### WORK TASK
Each line with the word "title" must appear in the answer, copied from the records.

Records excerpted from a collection
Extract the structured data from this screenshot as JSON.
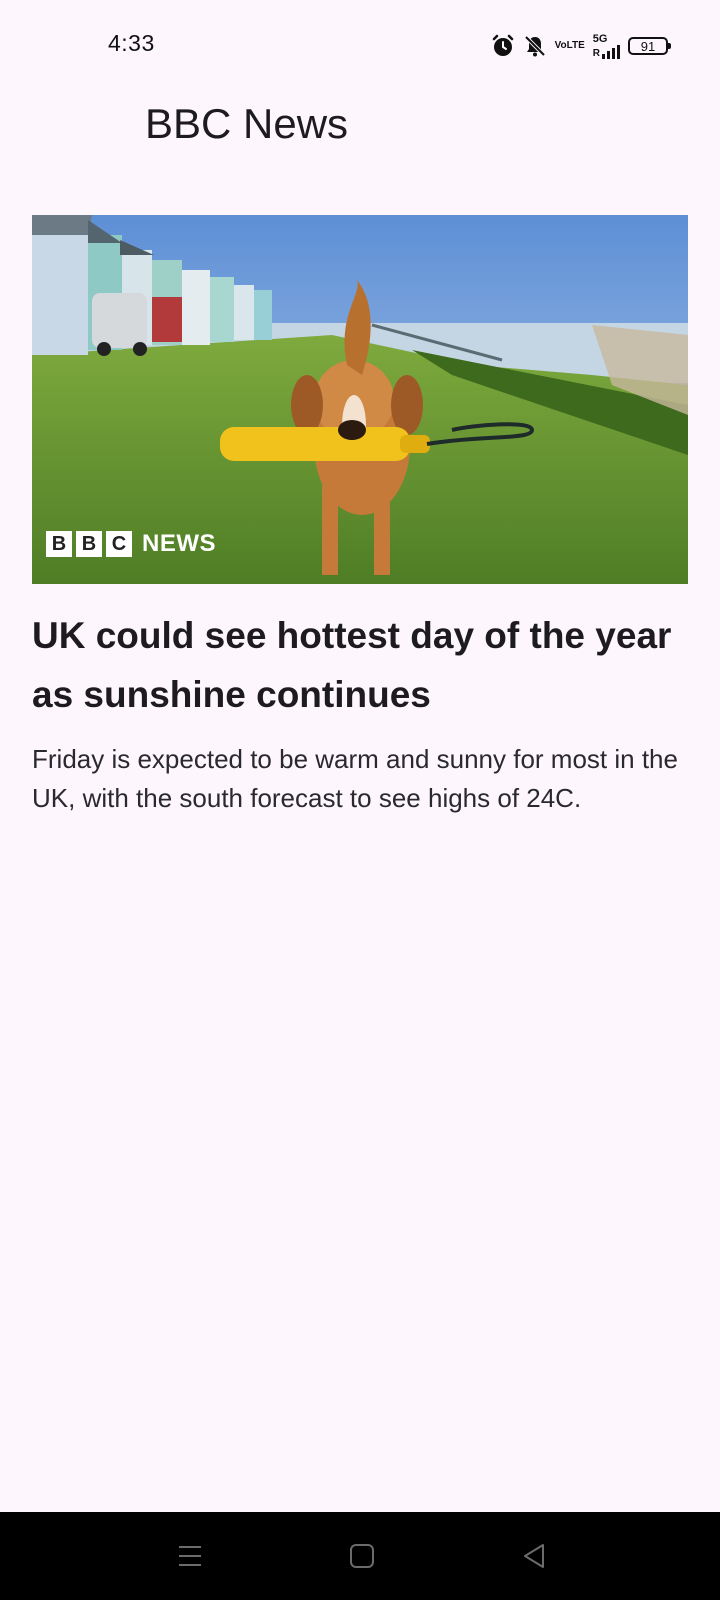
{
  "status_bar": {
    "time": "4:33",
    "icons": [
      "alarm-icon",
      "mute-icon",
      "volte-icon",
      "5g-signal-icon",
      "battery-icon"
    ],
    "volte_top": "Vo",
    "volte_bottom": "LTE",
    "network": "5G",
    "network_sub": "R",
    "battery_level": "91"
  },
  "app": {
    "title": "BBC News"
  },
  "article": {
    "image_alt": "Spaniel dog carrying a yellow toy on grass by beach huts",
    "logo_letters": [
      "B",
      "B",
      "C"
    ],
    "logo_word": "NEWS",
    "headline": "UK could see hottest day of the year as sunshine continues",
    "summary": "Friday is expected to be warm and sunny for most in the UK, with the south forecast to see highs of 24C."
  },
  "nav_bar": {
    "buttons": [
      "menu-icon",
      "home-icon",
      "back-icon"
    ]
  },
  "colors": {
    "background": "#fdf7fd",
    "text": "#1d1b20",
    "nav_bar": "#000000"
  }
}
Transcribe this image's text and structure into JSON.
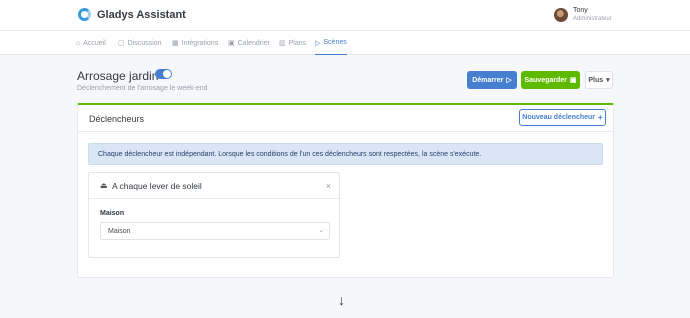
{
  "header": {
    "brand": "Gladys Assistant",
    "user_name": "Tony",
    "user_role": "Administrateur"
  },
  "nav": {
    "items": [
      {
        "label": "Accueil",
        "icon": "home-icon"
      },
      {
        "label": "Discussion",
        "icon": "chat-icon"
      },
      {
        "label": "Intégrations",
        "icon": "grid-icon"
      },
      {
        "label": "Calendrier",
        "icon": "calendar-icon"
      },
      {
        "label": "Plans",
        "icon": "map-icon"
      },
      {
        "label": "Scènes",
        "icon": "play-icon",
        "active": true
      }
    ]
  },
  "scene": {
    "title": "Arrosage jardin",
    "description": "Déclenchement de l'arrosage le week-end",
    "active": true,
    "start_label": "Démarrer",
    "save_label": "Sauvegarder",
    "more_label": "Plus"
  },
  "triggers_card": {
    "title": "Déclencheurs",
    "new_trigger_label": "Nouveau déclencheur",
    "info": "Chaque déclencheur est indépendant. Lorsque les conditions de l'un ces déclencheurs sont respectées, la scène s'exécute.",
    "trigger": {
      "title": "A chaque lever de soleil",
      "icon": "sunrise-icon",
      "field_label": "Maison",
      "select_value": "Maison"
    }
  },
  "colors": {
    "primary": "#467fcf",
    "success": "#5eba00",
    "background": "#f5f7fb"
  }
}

### COMPLETED EXERCISE
    "title": "BBC News"
    "title": "Arrosage jardin",
    "title": "Déclencheurs",
      "title": "A chaque lever de soleil",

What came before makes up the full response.